For older patients with small (T1a) renal cancer, percutaneous ablation is associated with much lower costs than partial or radical nephrectomy, both at the time of treatment and through the first year after treatment, new research has shown.
The economic analysis of percutaneous ablation vs. surgery for small renal cancers, was presented at the World Conference on Interventional Oncology (WCIO, 9–12 June 2016, Boston, USA). The research was undertaken by investigators in New York, Madison and Seattle in the USA.
“Percutaneous thermal ablation is a minimally-invasive, nephron-sparing alternative to partial nephrectomy or radical nephrectomy for some patients with small renal cancers. Our objective was to compare costs associated with each procedure through the first year after treatment in a population-based cohort of older adults,” said Adam D Talenfeld, an interventional radiologist in Weill Cornell Medicine, New York, USA at WCIO.
The investigators used a Medicare dataset to identify patients aged 66 years or older who received ablation, radical nephrectomy or partial nephrectomy within six months of diagnosis of a clinically-staged T1a renal cancer in the period 2006 to 2011. They defined cost as the amount reimbursed by Medicare on all inpatient, outpatient, physician, durable medical equipment, home health, and hospice claims. The researchers analysed treatment costs and cumulative costs at 30 days, 90 days, and 365 days after treatment. The inpatient treatment costs comprised of all reimbursements from index admissions plus carrier claims for the day of treatment. Outpatient treatment costs were defined as all claims on the day of treatment. Cumulative 365-day costs were defined as all payments made by Medicare in the 365-day period beginning with the day of treatment.
Talenfeld and colleagues identified pre-existing conditions in Medicare claims in the year prior to cancer diagnosis. They used multivariable log-linear regression to estimate associations between treatment approach and costs, controlling for demographic and health characteristics.
There were 460, 1,626 and 2,336 patients treated with ablation, partial nephrectomy and radical nephrectomy, respectively. They found that median treatment costs were US$4,265, US$14,412 and US$14,710 for ablation, partial nephrectomy and radical nephrectomy, respectively. Median cumulative costs at 365 days post-procedure were US$12,590, US$21,702 and US$23,063.

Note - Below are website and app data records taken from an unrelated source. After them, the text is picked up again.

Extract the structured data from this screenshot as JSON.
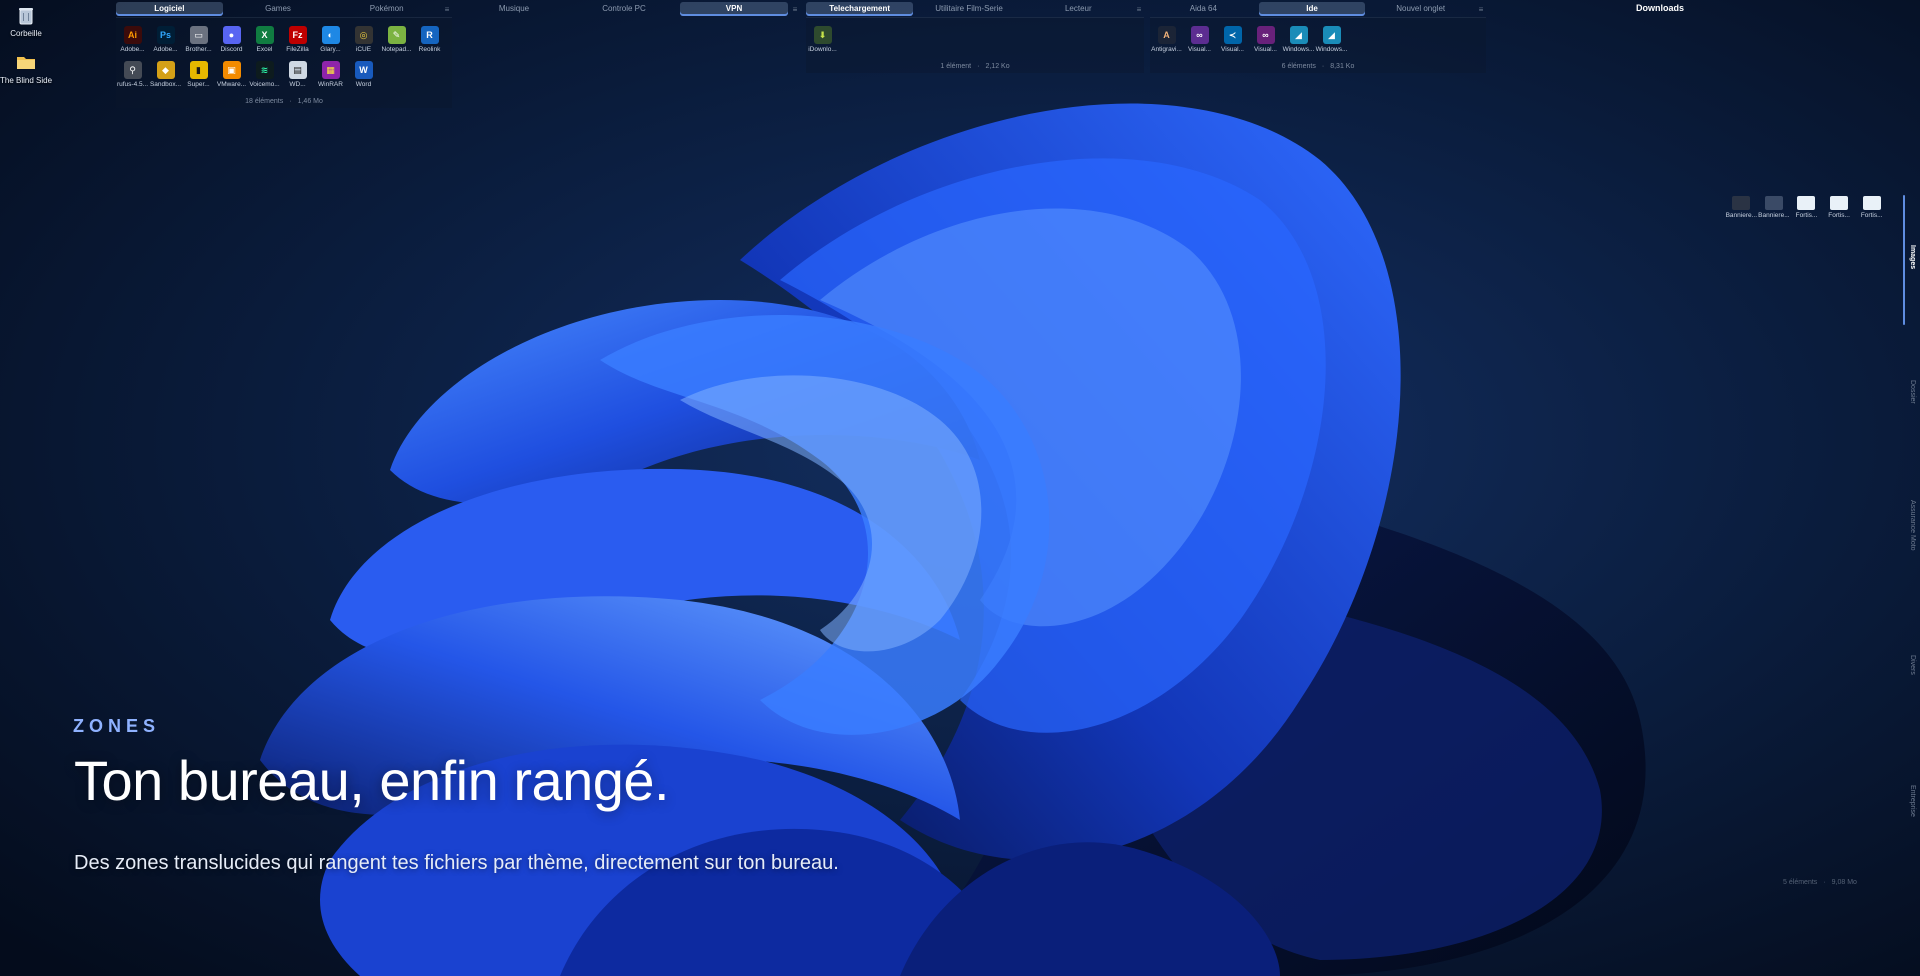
{
  "desktop": {
    "icons": [
      {
        "label": "Corbeille",
        "icon": "recycle-bin-icon"
      },
      {
        "label": "The Blind Side",
        "icon": "folder-icon"
      }
    ]
  },
  "zone1": {
    "tabs": [
      "Logiciel",
      "Games",
      "Pokémon"
    ],
    "active_tab": "Logiciel",
    "items": [
      {
        "label": "Adobe...",
        "icon": "adobe-illustrator-icon",
        "glyph": "Ai",
        "color": "#3b0b0b",
        "fg": "#ff9a00"
      },
      {
        "label": "Adobe...",
        "icon": "adobe-photoshop-icon",
        "glyph": "Ps",
        "color": "#001e36",
        "fg": "#31a8ff"
      },
      {
        "label": "Brother...",
        "icon": "printer-icon",
        "glyph": "▭",
        "color": "#6b7280",
        "fg": "#ffffff"
      },
      {
        "label": "Discord",
        "icon": "discord-icon",
        "glyph": "●",
        "color": "#5865f2",
        "fg": "#ffffff"
      },
      {
        "label": "Excel",
        "icon": "excel-icon",
        "glyph": "X",
        "color": "#107c41",
        "fg": "#ffffff"
      },
      {
        "label": "FileZilla",
        "icon": "filezilla-icon",
        "glyph": "Fz",
        "color": "#bf0000",
        "fg": "#ffffff"
      },
      {
        "label": "Glary...",
        "icon": "glary-icon",
        "glyph": "◐",
        "color": "#1e88e5",
        "fg": "#ffffff"
      },
      {
        "label": "iCUE",
        "icon": "icue-icon",
        "glyph": "◎",
        "color": "#333333",
        "fg": "#f5d442"
      },
      {
        "label": "Notepad...",
        "icon": "notepad-icon",
        "glyph": "✎",
        "color": "#7cb342",
        "fg": "#ffffff"
      },
      {
        "label": "Reolink",
        "icon": "reolink-icon",
        "glyph": "R",
        "color": "#1565c0",
        "fg": "#ffffff"
      },
      {
        "label": "rufus-4.5...",
        "icon": "usb-icon",
        "glyph": "⚲",
        "color": "#444a55",
        "fg": "#ffffff"
      },
      {
        "label": "Sandbox...",
        "icon": "sandbox-icon",
        "glyph": "◆",
        "color": "#d4a017",
        "fg": "#ffffff"
      },
      {
        "label": "Super...",
        "icon": "super-icon",
        "glyph": "▮",
        "color": "#e6b800",
        "fg": "#1a1a1a"
      },
      {
        "label": "VMware...",
        "icon": "vmware-icon",
        "glyph": "▣",
        "color": "#f38b00",
        "fg": "#ffffff"
      },
      {
        "label": "Voicemo...",
        "icon": "voicemod-icon",
        "glyph": "≋",
        "color": "#0d1b1e",
        "fg": "#2cf5a8"
      },
      {
        "label": "WD...",
        "icon": "wd-icon",
        "glyph": "▤",
        "color": "#cfd8e3",
        "fg": "#1a1a1a"
      },
      {
        "label": "WinRAR",
        "icon": "winrar-icon",
        "glyph": "▦",
        "color": "#8e24aa",
        "fg": "#ffeb3b"
      },
      {
        "label": "Word",
        "icon": "word-icon",
        "glyph": "W",
        "color": "#185abd",
        "fg": "#ffffff"
      }
    ],
    "footer_count": "18 éléments",
    "footer_size": "1,46 Mo"
  },
  "zone2": {
    "tabs": [
      "Musique",
      "Controle PC",
      "VPN"
    ],
    "active_tab": "VPN"
  },
  "zone3": {
    "tabs": [
      "Telechargement",
      "Utilitaire Film-Serie",
      "Lecteur"
    ],
    "active_tab": "Telechargement",
    "items": [
      {
        "label": "iDownlo...",
        "icon": "idownloader-icon",
        "glyph": "⬇",
        "color": "#2e4a2e",
        "fg": "#c6e34a"
      }
    ],
    "footer_count": "1 élément",
    "footer_size": "2,12 Ko"
  },
  "zone4": {
    "tabs": [
      "Aida 64",
      "Ide",
      "Nouvel onglet"
    ],
    "active_tab": "Ide",
    "items": [
      {
        "label": "Antigravi...",
        "icon": "antigravity-icon",
        "glyph": "A",
        "color": "#1b2436",
        "fg": "#f0b27a"
      },
      {
        "label": "Visual...",
        "icon": "visual-studio-icon",
        "glyph": "∞",
        "color": "#5c2d91",
        "fg": "#ffffff"
      },
      {
        "label": "Visual...",
        "icon": "vscode-icon",
        "glyph": "≺",
        "color": "#0065a9",
        "fg": "#ffffff"
      },
      {
        "label": "Visual...",
        "icon": "visual-studio-icon",
        "glyph": "∞",
        "color": "#68217a",
        "fg": "#ffffff"
      },
      {
        "label": "Windows...",
        "icon": "windows-app-icon",
        "glyph": "◢",
        "color": "#1a8cb8",
        "fg": "#ffffff"
      },
      {
        "label": "Windows...",
        "icon": "windows-app-icon",
        "glyph": "◢",
        "color": "#1a8cb8",
        "fg": "#ffffff"
      }
    ],
    "footer_count": "6 éléments",
    "footer_size": "8,31 Ko"
  },
  "downloads": {
    "title": "Downloads"
  },
  "side_zone": {
    "items": [
      {
        "label": "Banniere...",
        "icon": "image-thumbnail-icon",
        "color": "#2a3344"
      },
      {
        "label": "Banniere...",
        "icon": "image-thumbnail-icon",
        "color": "#3a4a66"
      },
      {
        "label": "Fortis...",
        "icon": "image-thumbnail-icon",
        "color": "#e9f1f8"
      },
      {
        "label": "Fortis...",
        "icon": "image-thumbnail-icon",
        "color": "#e9f1f8"
      },
      {
        "label": "Fortis...",
        "icon": "image-thumbnail-icon",
        "color": "#e9f1f8"
      }
    ],
    "vertical_tabs": [
      "Images",
      "Dossier",
      "Assurance Moto",
      "Divers",
      "Entreprise"
    ],
    "active_tab": "Images",
    "footer_count": "5 éléments",
    "footer_size": "9,08 Mo"
  },
  "hero": {
    "tag": "ZONES",
    "title": "Ton bureau, enfin rangé.",
    "subtitle": "Des zones translucides qui rangent tes fichiers par thème, directement sur ton bureau."
  },
  "colors": {
    "accent": "#5f8de0",
    "tag": "#8fb2ff",
    "background": "#061226"
  }
}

“Controlling for demographic and disease characteristics, both treatment costs and one-year costs were significantly lower for patients treated with ablation compared to either partial nephrectomy or radical nephrectomy (p<0.0001),” Talenfeld said.
Costs increased with increasing patient age. Controlling for treatment and baseline characteristics, one year costs were significantly higher in patients with greater Charlson comorbidity scores and those with diabetes at baseline. Both treatment costs and one-year costs were greater in patients with baseline renal insufficiency or cardiovascular disease (p<0.001). Treatment costs decreased from 2006 through 2011 for all procedure types, he added.
Talenfeld and colleagues concluded: “From the payer perspective, ablation for older patients with T1a renal cancer is associated with significantly lower costs than partial nephrectomy or radical nephrectomy, both at the time of treatment and through the first year after treatment.”
They further concluded that in well-selected patients with small tumours, ablation may be a less costly alternative to surgery.